Sherlock Holmes takes a vacation and visits his old friend Sir Henry Baskerville. His vacation ends when he suddenly finds himself in the middle of a double-murder mystery. Now he's got to ... See full summary »
While filming the closing scene of "The Death Kiss", leading man Myles Brent is actually killed. Having played around with, or been married to, most of the women connected with the movie ... See full summary »
The mysterious death of Sir Charles Baskerville is blamed on a longstanding curse that has followed the Baskerville family for two hundred years. Enigmatic sleuth Sherlock Holmes is on the ... See full summary »
James Houghland, inventor of a new method by which television signals can be instantaneously sent anywhere in the world, refuses to sell the process to television companies, who then send ... See full summary »
Sherlock Holmes takes a vacation and visits his old friend Sir Henry Baskerville. His vacation ends when he suddenly finds himself in the middle of a double-murder mystery. Now he's got to find Professor Moriarty and the horse Silver Blaze before the great cup final horse race. Written by
Ivar Agøy <email@example.com>
Arthur Wortner appeared as Conan Doyle's great detective in six films, four of which survive today. Silver Blaze was the last one, by which time Wortner was over sixty, although still looking the picture of Holmes as he appeared in the Paget illustrations of Strand Magazine.
This version of Silver Blaze takes some liberties with the story; it involves Sir Henry Baskerville, plus Professor Moriarty (an engaging and entertaining performance from Lyn Harding), and Colonel Moran from The Empty House. However it retains the same twists and turns which were present in the original story and, as a film, it works very well.
Filmed on the cheap with obviously faked sets (notably when Holmes and Watson transfer their investigations to 'the moors') it is good to see Wortner's excellent Holmes, sardonic and sharp.
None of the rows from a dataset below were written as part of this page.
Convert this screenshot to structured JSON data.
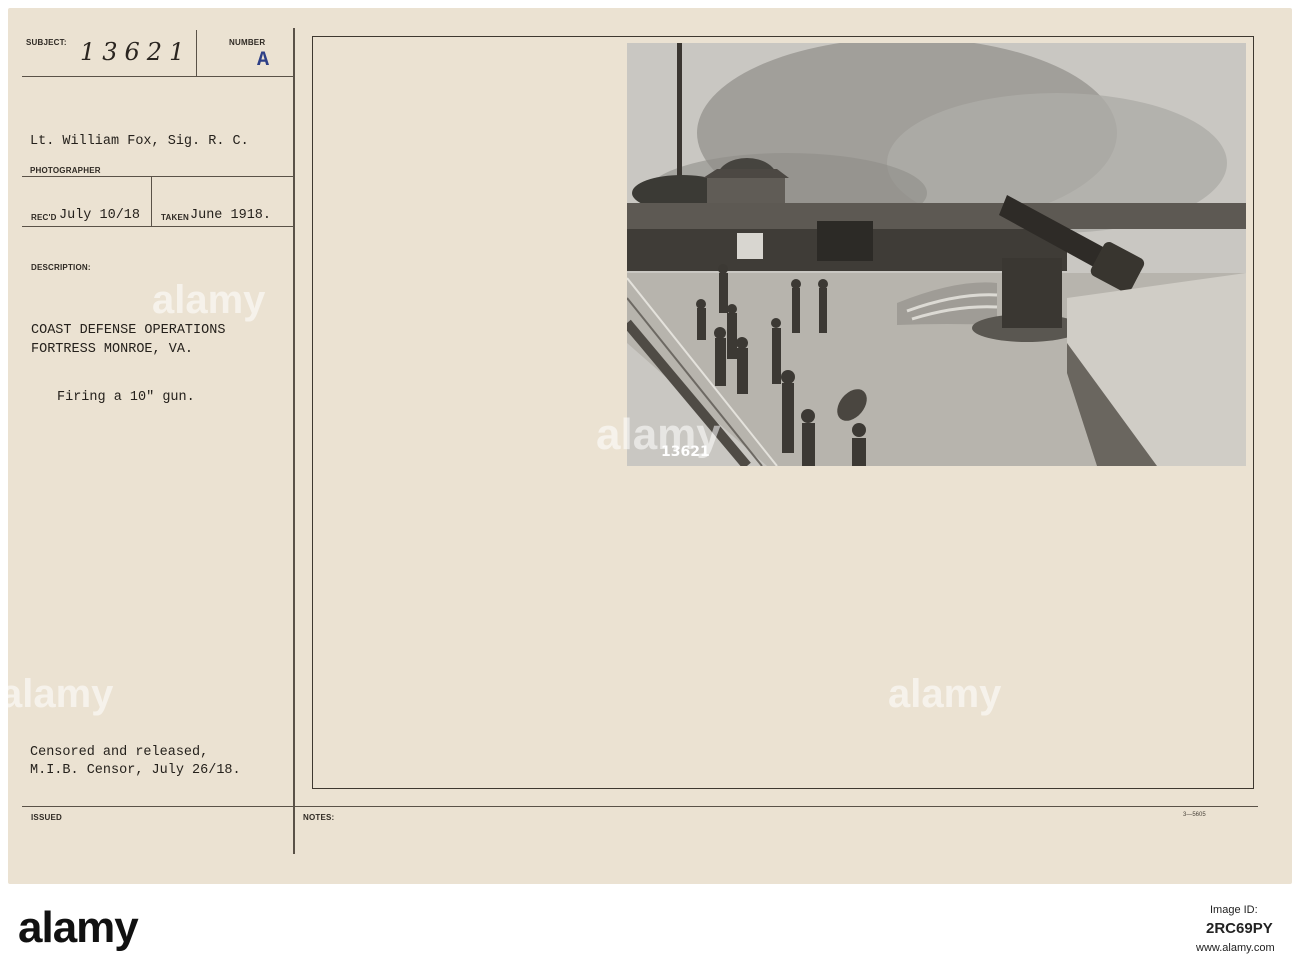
{
  "card": {
    "subject_label": "SUBJECT:",
    "subject_number": "13621",
    "number_label": "NUMBER",
    "number_value": "A",
    "photographer_name": "Lt. William Fox, Sig. R. C.",
    "photographer_label": "PHOTOGRAPHER",
    "recd_label": "REC'D",
    "recd_value": "July 10/18",
    "taken_label": "TAKEN",
    "taken_value": "June 1918.",
    "description_label": "DESCRIPTION:",
    "description_line1": "COAST DEFENSE OPERATIONS",
    "description_line2": "FORTRESS MONROE, VA.",
    "description_line3": "Firing a 10\" gun.",
    "censor_line1": "Censored and released,",
    "censor_line2": "M.I.B. Censor, July 26/18.",
    "issued_label": "ISSUED",
    "notes_label": "NOTES:",
    "form_number": "3—5605",
    "photo_number": "13621"
  },
  "watermark": "alamy",
  "footer": {
    "brand": "alamy",
    "image_id_label": "Image ID:",
    "image_id": "2RC69PY",
    "site": "www.alamy.com"
  },
  "colors": {
    "card": "#ebe2d2",
    "stamp_blue": "#2d3f86",
    "ink": "#25211c"
  }
}
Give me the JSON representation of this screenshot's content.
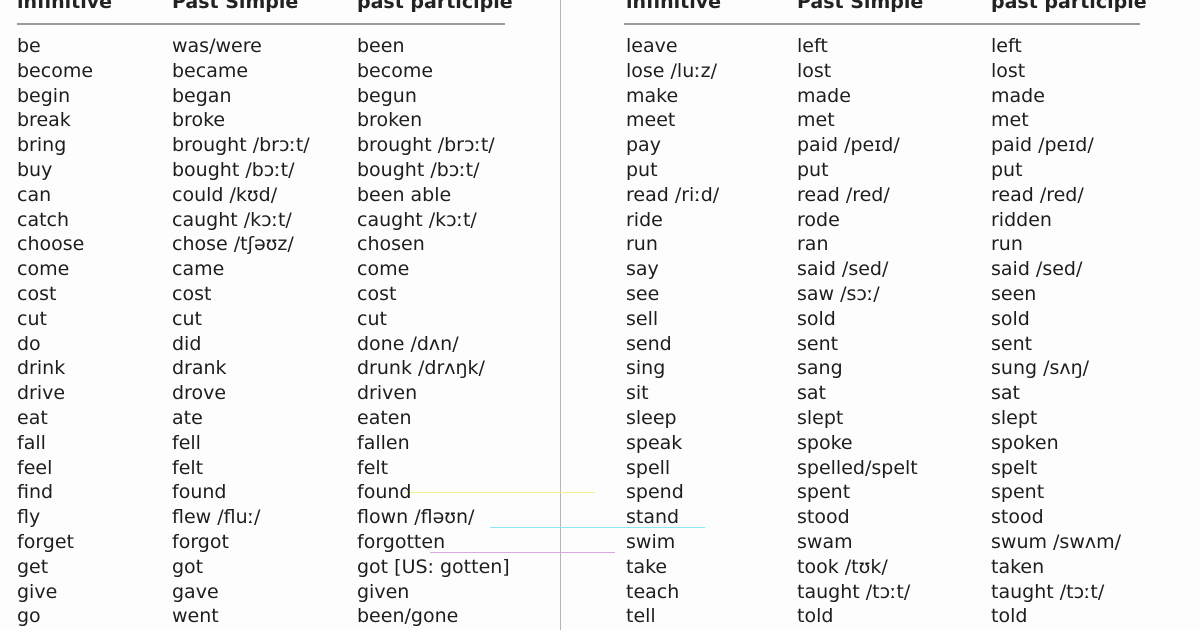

Dr Watson is played by Ian Fleming, who is fairly good as well.
John Turnbull as Lestrade is a good foil for Holmes, and one can sense the level of tolerance and grudging admiration that exists between the two crime-solvers.
For Sherlockians, this version of Silver Blaze compares well with the one created during the 1980s as part of Granada's TV adaptations, and stands up well in its own right as a B-picture mystery.
11 of 12 people found this review helpful.
Was this review helpful to you?